Intonation Builders: String Set and Score
|Gary P. Gilroy & Heidi Franklin|
Intonation Builders, written by Gary P. Gilroy and edited by Heidi Franklin, is a series of exercises designed to be a supplemental course of study for strings. With the use of both voice and instrument the player and the ensemble will, with daily practice, begin to develop the skills required to “play in tune”.
It is important to use these exercises on a daily basis. It is equally important to both sing and play these exercises each day. It will be necessary to spend significant time on each exercise before moving to the next. Each exercise should be mastered before moving on to the next.
The conductor and musician should be concerned with many factors that come into play with regard to playing in tune. Playing unisons or octaves in tune simply requires the musician to eliminate the “beats” created by pitches not matching each other.
Significant as well, and equally important, is the need for the ensemble to play with a balanced sound. An ensemble with poor balance will sound “out of tune”. A simple rule for unison or octave balance is to not play louder than anyone who plays a lower pitch than you. This will create a warm, rich and balanced sound. It is worth considerable effort to insist on a balanced sound from the ensemble. This concept is the focus of Part I of this program.
Once the orchestra has mastered Part I this program moves through three more sections of two, three and four-part harmony. While the prior paragraph outlines the balance of unisons and octaves as they relate to playing in tune, the balance of harmony requires more explanation. While still maintaining good balance of octaves and unisons, musicians must now strive to balance the harmony. The root of the chord must be the dominant voice with the fifth played softer than the root and the third played softer than the fifth and the seventh played softer than all of the aforementioned voices. Maintaining this ratio will make the process of playing in tune achievable.

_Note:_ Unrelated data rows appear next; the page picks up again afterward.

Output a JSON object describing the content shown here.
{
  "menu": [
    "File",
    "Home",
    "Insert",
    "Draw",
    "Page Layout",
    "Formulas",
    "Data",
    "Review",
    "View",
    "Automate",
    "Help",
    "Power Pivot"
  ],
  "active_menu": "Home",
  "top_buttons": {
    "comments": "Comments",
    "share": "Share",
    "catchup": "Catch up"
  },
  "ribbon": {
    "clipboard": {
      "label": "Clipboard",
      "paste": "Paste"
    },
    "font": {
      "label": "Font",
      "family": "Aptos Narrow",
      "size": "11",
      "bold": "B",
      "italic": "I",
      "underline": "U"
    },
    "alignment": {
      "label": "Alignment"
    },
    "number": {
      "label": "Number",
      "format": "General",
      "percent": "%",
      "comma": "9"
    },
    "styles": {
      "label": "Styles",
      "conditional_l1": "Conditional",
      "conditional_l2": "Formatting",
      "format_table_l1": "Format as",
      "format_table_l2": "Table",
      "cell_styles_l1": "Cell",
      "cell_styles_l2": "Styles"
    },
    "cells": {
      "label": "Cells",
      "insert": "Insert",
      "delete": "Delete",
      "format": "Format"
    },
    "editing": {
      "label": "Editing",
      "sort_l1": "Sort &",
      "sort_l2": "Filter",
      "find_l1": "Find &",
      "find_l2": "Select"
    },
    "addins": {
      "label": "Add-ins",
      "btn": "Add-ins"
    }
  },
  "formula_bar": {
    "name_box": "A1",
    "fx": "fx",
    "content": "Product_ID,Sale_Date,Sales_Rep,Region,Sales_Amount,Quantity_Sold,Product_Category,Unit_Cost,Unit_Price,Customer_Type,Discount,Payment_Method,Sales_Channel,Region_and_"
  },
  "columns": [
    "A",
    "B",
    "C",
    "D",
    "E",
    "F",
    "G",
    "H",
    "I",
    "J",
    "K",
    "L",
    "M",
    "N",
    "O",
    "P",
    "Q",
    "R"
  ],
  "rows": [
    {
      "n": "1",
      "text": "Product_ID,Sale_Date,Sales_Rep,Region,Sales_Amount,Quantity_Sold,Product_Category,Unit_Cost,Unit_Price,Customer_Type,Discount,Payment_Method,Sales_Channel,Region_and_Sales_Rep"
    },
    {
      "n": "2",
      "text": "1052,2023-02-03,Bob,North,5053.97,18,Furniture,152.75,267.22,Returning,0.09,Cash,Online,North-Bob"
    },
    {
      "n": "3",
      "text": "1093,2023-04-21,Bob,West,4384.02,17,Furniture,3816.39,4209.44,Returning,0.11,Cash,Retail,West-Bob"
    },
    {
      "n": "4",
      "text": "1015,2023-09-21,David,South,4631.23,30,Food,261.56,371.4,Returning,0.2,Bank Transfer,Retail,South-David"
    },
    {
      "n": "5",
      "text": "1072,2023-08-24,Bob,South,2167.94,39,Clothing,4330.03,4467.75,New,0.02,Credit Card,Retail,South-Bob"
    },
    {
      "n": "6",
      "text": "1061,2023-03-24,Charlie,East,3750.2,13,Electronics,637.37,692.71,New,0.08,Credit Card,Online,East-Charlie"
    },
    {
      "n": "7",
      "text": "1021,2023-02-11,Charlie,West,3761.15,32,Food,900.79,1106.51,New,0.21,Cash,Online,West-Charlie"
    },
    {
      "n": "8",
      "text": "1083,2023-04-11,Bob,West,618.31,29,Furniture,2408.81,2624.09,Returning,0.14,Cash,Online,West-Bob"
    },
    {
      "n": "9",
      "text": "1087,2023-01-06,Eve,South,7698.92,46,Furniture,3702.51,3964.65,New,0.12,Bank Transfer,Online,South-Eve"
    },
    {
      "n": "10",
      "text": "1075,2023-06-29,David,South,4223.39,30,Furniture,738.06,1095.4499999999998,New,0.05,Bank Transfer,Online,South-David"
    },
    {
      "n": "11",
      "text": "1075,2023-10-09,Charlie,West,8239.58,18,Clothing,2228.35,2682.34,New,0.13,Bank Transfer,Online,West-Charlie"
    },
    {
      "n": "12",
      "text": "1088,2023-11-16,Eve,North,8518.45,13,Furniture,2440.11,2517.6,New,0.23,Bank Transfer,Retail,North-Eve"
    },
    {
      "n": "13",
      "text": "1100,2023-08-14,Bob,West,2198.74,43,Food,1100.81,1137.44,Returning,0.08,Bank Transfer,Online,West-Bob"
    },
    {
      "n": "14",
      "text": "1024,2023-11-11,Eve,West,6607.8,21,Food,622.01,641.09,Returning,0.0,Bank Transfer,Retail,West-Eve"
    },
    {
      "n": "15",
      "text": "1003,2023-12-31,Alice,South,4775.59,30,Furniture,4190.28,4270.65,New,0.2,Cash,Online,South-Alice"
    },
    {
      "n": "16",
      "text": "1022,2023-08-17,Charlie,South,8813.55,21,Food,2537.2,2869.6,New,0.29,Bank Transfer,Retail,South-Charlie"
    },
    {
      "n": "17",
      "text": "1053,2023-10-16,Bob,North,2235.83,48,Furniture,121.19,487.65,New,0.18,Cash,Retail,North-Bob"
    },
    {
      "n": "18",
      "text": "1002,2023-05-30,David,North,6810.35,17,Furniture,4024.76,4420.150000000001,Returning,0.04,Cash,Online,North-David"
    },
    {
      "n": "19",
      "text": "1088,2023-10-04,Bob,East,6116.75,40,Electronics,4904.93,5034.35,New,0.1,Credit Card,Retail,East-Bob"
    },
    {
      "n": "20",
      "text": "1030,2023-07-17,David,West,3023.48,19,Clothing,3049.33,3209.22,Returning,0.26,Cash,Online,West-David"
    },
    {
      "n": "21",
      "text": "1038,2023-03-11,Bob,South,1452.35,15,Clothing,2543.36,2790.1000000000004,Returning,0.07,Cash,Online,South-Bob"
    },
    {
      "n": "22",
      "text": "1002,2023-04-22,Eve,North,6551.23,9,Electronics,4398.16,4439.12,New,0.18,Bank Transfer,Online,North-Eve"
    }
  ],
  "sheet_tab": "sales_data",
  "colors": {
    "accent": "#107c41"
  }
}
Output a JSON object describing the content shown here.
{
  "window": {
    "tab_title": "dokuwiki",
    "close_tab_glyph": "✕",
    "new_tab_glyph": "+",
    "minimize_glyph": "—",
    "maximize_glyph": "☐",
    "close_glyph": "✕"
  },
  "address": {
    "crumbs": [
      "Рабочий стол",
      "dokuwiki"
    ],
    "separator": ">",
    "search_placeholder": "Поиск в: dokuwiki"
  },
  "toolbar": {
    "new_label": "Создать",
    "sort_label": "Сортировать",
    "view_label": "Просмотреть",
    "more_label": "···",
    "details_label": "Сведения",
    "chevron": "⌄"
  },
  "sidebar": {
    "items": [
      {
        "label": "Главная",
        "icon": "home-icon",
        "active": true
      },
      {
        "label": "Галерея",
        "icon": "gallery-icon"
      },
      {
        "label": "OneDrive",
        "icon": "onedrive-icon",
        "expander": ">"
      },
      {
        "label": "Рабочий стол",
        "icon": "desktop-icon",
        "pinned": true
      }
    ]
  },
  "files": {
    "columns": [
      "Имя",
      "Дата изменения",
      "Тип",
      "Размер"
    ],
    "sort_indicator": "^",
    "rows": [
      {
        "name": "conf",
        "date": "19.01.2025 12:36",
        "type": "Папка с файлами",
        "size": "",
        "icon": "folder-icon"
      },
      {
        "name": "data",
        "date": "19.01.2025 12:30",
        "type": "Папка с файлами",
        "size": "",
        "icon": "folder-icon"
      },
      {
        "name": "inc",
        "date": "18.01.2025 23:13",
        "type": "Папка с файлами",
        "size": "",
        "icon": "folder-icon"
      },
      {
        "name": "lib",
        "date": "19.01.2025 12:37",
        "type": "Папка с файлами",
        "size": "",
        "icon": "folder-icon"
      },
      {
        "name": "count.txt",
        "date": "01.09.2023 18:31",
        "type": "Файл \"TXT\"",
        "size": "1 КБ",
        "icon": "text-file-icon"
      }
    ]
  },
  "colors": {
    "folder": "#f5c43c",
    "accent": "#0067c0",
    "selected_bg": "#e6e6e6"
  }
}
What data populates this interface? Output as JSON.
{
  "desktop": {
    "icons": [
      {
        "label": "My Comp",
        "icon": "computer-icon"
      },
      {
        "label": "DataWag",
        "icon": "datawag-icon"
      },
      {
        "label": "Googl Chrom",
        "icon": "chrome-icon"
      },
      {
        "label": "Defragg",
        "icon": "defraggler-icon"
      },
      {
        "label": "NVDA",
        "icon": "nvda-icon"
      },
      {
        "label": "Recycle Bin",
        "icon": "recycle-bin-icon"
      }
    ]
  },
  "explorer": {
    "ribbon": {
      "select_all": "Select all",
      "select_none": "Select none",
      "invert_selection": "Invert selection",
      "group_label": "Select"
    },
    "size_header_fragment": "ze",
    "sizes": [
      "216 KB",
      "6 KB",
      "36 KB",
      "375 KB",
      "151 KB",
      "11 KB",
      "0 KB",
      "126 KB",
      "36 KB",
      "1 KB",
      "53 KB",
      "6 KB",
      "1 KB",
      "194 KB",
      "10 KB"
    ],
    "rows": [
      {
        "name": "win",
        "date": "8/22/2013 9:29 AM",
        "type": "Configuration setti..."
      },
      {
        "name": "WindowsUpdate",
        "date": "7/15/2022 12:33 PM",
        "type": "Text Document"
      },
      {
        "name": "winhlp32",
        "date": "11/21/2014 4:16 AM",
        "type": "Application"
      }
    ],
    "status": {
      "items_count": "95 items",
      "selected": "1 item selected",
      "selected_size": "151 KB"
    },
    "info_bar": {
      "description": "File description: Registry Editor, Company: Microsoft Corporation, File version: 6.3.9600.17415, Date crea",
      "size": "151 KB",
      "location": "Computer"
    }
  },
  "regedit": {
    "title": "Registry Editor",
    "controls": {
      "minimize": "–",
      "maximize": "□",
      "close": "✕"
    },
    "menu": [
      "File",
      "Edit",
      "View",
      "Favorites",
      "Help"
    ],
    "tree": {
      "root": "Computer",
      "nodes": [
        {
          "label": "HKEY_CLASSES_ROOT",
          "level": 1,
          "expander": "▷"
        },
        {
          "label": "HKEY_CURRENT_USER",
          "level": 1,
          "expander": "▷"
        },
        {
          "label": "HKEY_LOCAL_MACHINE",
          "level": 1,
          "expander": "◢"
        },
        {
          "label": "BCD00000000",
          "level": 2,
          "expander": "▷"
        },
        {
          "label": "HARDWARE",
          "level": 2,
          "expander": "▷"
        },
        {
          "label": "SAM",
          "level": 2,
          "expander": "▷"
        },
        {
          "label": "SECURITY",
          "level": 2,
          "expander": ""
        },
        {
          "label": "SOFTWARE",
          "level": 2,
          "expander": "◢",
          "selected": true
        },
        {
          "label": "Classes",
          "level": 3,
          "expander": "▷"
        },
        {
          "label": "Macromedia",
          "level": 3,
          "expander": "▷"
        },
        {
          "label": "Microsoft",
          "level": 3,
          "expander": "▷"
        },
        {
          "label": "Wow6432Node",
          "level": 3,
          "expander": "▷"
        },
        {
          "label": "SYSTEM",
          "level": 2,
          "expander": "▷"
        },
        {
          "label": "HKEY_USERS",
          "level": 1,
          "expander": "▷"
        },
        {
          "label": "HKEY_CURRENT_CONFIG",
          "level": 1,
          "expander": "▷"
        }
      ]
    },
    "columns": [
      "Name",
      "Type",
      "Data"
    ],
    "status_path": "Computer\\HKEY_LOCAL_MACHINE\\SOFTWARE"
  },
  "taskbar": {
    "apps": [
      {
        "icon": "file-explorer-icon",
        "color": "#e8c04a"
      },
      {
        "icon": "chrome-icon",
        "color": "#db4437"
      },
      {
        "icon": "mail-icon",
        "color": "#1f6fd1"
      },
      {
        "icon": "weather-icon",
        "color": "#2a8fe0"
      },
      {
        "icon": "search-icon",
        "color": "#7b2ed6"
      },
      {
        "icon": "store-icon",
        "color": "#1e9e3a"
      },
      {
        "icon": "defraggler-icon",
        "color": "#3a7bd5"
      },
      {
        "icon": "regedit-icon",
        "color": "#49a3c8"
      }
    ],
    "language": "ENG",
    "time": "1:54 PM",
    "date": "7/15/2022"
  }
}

Finally, musicians must recognize the need to adjust pitches within chords. The root should just be played in tune while the perfect fifth should be played slightly high (about 2 cents high). The minor third should be played high (about 16 cents high), the major third should be played low (about 14 cents low), and the dominant seventh should be played quite low (about 29 cents low). With further research one can discover the pitch tendencies of all chord types.
When the group moves on to sections two, three and four, the conductor will need to assign the split harmonies by dividing each section of the ensemble, separating them into twos (Part Two), threes (Part Three), or fours (Part Four). It is easiest to simply have each section “count off” 1-2, 1-2, or 1-2-3, 1-2-3 or 1-2-3-4, 1-2-3-4, depending on whether the exercise is in two, three or four-part harmony. These part assignments should be rotated each day so that each musician gets multiple opportunities to sing and play each part of each exercise.
All first-time orders must include a String Set & Score before purchasing part books separately.
Each set includes: 1 score, 8 Violin, 5 Viola, 5 Cello, and 5 Bass.